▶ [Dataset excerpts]
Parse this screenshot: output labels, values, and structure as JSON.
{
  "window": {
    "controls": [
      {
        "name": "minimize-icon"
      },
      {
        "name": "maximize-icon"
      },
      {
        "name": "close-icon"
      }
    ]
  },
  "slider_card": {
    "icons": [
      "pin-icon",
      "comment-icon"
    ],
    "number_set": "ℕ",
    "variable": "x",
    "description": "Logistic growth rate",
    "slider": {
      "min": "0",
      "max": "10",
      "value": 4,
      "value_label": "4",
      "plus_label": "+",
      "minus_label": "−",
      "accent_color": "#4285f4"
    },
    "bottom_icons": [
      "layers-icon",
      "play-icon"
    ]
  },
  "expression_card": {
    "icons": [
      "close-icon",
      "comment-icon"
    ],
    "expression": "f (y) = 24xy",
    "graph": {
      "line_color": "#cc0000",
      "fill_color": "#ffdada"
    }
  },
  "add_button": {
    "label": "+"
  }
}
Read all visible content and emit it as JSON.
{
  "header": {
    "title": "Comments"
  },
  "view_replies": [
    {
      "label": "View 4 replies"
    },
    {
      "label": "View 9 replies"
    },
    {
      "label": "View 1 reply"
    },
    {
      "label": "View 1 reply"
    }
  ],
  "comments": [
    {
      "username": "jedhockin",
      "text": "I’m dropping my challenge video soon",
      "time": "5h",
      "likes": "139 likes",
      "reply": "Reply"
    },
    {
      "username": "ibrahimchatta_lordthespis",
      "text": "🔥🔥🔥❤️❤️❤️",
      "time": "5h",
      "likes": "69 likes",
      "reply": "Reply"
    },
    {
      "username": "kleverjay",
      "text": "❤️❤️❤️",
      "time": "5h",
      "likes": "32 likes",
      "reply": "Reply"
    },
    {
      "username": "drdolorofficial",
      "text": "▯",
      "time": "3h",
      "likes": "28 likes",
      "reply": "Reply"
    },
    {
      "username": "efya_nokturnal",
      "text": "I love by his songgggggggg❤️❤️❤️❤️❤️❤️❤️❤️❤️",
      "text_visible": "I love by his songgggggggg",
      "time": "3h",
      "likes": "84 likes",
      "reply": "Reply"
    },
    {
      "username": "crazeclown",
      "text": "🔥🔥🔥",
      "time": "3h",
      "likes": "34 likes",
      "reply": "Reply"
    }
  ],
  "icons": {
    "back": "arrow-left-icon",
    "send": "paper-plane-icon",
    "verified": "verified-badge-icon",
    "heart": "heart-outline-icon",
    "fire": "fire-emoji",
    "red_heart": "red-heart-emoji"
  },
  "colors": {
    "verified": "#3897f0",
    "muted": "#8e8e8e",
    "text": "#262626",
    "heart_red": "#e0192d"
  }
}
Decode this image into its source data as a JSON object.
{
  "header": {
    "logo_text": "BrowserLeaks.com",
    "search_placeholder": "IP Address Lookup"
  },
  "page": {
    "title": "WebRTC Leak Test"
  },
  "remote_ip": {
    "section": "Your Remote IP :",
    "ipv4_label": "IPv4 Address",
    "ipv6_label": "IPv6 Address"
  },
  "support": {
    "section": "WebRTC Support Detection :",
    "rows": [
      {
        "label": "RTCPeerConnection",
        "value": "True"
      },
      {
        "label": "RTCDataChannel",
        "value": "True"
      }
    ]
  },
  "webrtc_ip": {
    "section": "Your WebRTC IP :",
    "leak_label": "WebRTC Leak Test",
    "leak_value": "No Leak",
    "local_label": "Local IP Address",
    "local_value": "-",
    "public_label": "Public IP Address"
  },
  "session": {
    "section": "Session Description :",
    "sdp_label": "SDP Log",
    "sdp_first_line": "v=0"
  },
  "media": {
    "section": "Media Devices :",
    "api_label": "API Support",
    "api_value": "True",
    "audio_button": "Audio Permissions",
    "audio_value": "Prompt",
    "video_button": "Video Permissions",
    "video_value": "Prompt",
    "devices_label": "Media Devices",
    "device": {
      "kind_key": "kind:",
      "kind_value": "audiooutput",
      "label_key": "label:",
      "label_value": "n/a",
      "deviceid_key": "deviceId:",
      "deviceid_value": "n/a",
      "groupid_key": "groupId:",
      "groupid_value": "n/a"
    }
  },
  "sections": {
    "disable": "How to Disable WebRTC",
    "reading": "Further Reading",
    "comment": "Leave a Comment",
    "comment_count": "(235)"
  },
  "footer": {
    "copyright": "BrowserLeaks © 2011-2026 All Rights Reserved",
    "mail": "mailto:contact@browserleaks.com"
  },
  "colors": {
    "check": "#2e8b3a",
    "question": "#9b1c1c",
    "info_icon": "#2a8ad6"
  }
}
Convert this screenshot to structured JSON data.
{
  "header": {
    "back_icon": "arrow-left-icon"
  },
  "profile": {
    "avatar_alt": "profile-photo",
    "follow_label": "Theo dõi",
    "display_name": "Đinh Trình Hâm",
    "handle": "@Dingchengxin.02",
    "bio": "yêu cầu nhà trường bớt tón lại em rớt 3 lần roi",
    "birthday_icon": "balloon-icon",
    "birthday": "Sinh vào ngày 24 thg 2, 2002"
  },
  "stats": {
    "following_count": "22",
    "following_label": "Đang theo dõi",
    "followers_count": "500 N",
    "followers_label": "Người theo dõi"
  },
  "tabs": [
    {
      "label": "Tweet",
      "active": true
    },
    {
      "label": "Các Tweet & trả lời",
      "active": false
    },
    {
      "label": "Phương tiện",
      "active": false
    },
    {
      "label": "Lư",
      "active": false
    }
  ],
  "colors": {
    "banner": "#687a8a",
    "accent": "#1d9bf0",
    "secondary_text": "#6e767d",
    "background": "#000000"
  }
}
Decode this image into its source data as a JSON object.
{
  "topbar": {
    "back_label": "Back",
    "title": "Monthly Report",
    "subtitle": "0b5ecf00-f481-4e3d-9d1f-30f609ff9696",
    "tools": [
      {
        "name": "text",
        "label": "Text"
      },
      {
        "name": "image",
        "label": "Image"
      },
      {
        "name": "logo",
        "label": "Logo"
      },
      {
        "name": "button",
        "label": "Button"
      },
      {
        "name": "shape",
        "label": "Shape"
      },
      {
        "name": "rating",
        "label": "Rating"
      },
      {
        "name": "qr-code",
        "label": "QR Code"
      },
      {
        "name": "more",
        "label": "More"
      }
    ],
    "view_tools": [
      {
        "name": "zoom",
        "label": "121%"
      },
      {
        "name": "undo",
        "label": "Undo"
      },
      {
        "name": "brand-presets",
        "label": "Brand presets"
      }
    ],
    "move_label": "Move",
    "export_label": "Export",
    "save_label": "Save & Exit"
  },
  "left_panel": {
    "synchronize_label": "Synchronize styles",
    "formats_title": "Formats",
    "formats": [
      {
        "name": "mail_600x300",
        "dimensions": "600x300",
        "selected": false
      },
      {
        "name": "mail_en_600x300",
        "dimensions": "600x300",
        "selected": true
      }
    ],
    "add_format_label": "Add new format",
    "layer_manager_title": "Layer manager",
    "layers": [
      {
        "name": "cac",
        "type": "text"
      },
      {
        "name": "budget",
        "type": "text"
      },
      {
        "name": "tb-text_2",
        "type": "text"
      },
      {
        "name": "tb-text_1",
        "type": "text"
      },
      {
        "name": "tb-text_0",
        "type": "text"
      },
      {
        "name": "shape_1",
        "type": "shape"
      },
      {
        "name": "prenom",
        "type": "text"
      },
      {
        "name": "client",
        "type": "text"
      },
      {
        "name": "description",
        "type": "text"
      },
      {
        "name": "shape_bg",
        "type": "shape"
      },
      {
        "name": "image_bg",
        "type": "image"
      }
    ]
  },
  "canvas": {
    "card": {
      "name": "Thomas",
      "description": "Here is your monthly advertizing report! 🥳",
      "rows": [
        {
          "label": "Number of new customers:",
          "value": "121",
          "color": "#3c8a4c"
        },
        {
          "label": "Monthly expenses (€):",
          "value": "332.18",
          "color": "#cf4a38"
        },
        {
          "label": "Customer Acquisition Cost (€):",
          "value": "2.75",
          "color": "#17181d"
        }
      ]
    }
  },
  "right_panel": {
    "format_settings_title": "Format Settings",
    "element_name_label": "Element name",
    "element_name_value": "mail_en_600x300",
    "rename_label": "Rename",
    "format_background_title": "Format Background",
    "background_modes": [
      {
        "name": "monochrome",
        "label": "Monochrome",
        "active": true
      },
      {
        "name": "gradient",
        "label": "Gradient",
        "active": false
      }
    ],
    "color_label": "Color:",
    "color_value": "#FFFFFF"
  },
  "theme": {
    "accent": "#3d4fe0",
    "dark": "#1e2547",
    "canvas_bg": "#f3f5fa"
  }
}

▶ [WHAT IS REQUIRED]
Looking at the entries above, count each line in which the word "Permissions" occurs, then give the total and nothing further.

▶ [SOLUTION TO THE PROBLEM]
2